--- EXERCISE MATERIALS ---

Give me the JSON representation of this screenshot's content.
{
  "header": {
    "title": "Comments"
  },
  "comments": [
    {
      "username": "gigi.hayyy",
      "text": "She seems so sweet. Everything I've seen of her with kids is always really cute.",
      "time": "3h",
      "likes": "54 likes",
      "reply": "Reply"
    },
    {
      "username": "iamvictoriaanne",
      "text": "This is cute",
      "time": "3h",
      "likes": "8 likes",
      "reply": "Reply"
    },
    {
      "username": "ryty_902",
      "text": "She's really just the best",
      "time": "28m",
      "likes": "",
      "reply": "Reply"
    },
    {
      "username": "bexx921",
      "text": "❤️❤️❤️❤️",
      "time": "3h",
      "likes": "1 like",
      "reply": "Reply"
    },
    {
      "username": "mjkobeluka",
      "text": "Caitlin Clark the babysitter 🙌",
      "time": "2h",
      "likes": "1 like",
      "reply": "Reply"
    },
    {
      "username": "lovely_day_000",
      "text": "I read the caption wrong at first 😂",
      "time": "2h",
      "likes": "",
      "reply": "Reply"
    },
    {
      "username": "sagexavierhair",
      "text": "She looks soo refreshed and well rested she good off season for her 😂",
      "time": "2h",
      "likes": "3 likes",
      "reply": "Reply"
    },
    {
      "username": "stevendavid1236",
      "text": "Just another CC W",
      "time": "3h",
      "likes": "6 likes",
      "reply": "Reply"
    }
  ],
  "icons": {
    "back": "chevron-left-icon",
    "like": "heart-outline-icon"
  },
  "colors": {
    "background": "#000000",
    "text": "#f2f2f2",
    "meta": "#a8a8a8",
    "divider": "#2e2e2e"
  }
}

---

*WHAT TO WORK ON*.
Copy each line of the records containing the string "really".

*SOLUTION*.
      "text": "She seems so sweet. Everything I've seen of her with kids is always really cute.",
      "text": "She's really just the best",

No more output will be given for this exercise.